Attacks on members of religious minority communities took place in multiple states of India throughout 2022, the US State Department said in its annual report on religious freedom.

The report highlighted "continued targeted attacks" on religious minorities, including Muslims, Christians, Sikhs, Dalits and Indigenous communities under the rule of prime minister Narendra Modi's Hindu Nationalist Bharatiya Janata Party (BJP).

It comes a month ahead of Mr Modi's first official state visit to the US in nine years since being elected to the prime minister's office in 2014.

A senior US official, briefing reporters, spoke of India’s “vast potential” and said he was “saddened” by the persistence of religious violence.

The annual report, the official said, outlined continued targeted attacks against religious communities, dehumanising rhetoric, including open calls for genocide against Muslims.

The report noted attacks on houses of worship and home demolitions, impunity and clemency for those involved in the attack along with some restrictions on religious attire.

New Delhi has been encouraged to "condemn violence and hold accountable" those engaging in dehumanising rhetoric against the minority communities, the official said.

The report, based on direct research as well as accounts by media and advocacy groups, pointed to concerns about home demolitions against Muslims and the involvement of law enforcement in public flogging by police of Muslims accused of injuring Hindus in Mr Modi's home state of Gujarat.

It highlighted incidents of “cow vigilantism” against non-Hindus based on allegations of cow slaughter or trade in beef and assault on Muslim men who were alleged to have married Hindu women to convert them.

A bulldozer dismantles structures outside a mosque during the demolition drive of illegal structures in Delhi’s violence-hit Jahangirpuri (EPA)
A bulldozer dismantles structures outside a mosque during the demolition drive of illegal structures in Delhi’s violence-hit Jahangirpuri (EPA)

There were also attacks on pastors, disruption of Christian and Muslim worship services, and vandalism of churches, it noted.

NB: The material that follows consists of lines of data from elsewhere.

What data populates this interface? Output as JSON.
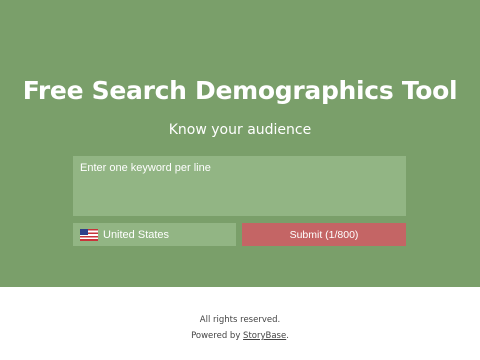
{
  "hero": {
    "title_prefix": "Free",
    "title_bold": "Search Demographics",
    "title_suffix": "Tool",
    "subtitle": "Know your audience",
    "keyword_placeholder": "Enter one keyword per line",
    "country": {
      "label": "United States",
      "flag_icon": "us-flag-icon"
    },
    "submit_label": "Submit (1/800)"
  },
  "footer": {
    "rights": "All rights reserved.",
    "powered_by": "Powered by",
    "brand_link": "StoryBase",
    "period": "."
  },
  "colors": {
    "hero_background": "#7a9f6a",
    "input_background": "#92b584",
    "submit_background": "#c46565"
  }
}
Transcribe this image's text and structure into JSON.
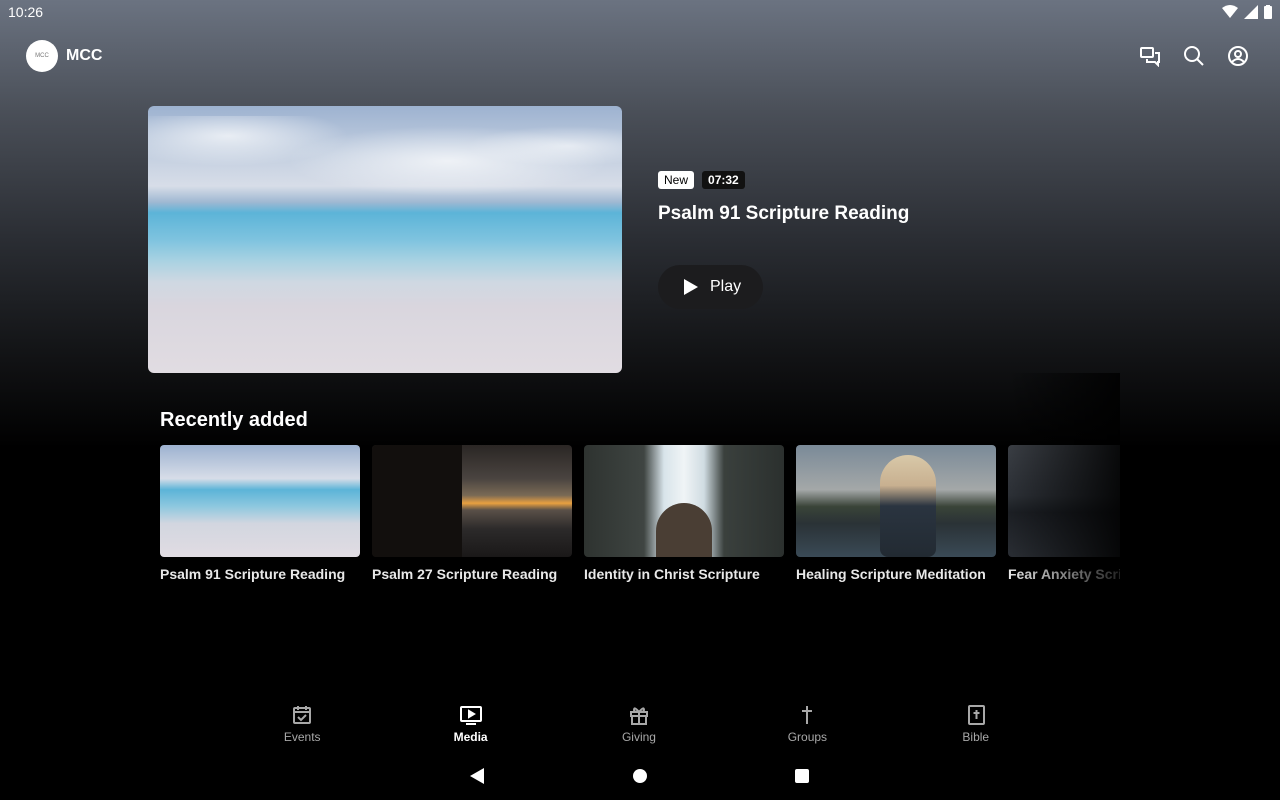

Muslims comprise nearly 14 per cent of India’s 1.4 billion people while Hindus are nearly 80 per cent of the population and Christians at two per cent.

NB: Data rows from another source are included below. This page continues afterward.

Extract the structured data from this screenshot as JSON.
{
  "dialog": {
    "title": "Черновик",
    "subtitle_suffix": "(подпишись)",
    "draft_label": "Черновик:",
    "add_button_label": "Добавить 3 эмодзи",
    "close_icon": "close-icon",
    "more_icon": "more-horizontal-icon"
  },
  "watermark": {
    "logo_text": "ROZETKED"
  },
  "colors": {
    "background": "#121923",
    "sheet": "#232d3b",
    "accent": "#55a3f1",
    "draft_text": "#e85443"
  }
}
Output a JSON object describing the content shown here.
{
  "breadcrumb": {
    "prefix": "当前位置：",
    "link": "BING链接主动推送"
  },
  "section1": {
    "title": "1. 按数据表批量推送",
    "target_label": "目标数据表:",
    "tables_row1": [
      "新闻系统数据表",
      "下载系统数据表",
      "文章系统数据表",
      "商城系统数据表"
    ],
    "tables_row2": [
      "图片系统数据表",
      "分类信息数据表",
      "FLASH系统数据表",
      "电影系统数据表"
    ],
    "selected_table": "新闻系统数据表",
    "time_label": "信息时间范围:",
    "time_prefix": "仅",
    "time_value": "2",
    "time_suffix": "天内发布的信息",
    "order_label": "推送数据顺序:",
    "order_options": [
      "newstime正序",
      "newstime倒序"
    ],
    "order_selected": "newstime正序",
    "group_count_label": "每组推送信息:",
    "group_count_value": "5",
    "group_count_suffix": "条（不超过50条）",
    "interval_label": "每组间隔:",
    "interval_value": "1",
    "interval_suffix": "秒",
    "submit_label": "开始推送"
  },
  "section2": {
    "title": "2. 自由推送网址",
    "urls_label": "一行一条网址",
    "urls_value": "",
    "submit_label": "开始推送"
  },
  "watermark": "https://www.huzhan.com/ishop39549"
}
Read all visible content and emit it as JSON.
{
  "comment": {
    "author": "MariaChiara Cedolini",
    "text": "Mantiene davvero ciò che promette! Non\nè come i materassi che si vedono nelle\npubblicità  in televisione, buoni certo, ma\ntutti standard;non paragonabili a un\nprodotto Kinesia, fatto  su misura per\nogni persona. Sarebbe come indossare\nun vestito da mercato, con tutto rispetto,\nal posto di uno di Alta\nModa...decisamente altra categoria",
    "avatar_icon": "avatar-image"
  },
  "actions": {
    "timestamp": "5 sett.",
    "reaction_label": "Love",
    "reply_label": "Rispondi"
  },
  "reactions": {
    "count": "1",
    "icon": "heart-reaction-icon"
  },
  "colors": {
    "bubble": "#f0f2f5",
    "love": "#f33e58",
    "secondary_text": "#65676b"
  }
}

It cited the non-profit United Christian Forum (UCF) report that said there had been 511 anti-Christian incidents around the country reported to its hotline by end of November 2022, compared to 505 in all of 2021.

Christian groups said the local police in multiple states aided crowds who disrupted worship services, alleging forcible conversion of Hindus.

The report noted violent protests in several parts of India that erupted after former BJP members Nupur Sharma and Naveen Jindal made derogatory remarks about prophet Muhammad on live television.

Earlier this month, the United States Commission on International Religious Freedom (USCIRF) called on the US State Department to designate India as a “country of particular concern” for the fourth year in a row.

However, secretary of state Antony Blinken is likely to spare India, with which the US has been strengthening ties for decades, to counter China’s rising aggression.

Mr Blinken, while presenting the report on Monday, did not mention India as he voiced alarm about China, Iran, Myanmar and Nicaragua.

“We defend the right to believe – or to not believe – not only because it’s the right thing to do, but also because of the extraordinary good that people of faith can do in our societies and around the world,” he said.